#### Material shown:
^^^^^^^^^^^^^^^^

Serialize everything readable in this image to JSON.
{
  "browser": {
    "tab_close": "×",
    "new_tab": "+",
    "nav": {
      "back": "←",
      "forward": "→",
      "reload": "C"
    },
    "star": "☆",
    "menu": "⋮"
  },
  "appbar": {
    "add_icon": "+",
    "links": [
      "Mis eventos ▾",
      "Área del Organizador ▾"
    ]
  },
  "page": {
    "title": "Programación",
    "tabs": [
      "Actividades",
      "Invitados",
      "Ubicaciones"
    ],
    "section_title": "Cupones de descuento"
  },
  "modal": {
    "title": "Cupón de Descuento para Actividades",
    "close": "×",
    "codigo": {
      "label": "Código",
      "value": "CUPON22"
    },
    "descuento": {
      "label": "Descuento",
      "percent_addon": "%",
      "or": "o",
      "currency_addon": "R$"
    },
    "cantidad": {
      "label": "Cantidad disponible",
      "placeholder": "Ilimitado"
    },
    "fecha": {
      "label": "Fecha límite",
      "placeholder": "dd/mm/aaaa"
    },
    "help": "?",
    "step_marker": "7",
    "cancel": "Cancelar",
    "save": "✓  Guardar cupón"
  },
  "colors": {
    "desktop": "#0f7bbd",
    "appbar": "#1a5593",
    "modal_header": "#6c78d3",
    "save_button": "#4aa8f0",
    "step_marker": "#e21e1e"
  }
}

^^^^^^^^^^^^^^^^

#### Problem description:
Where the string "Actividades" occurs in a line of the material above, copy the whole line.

#### Your response:
      "Actividades",
    "title": "Cupón de Descuento para Actividades",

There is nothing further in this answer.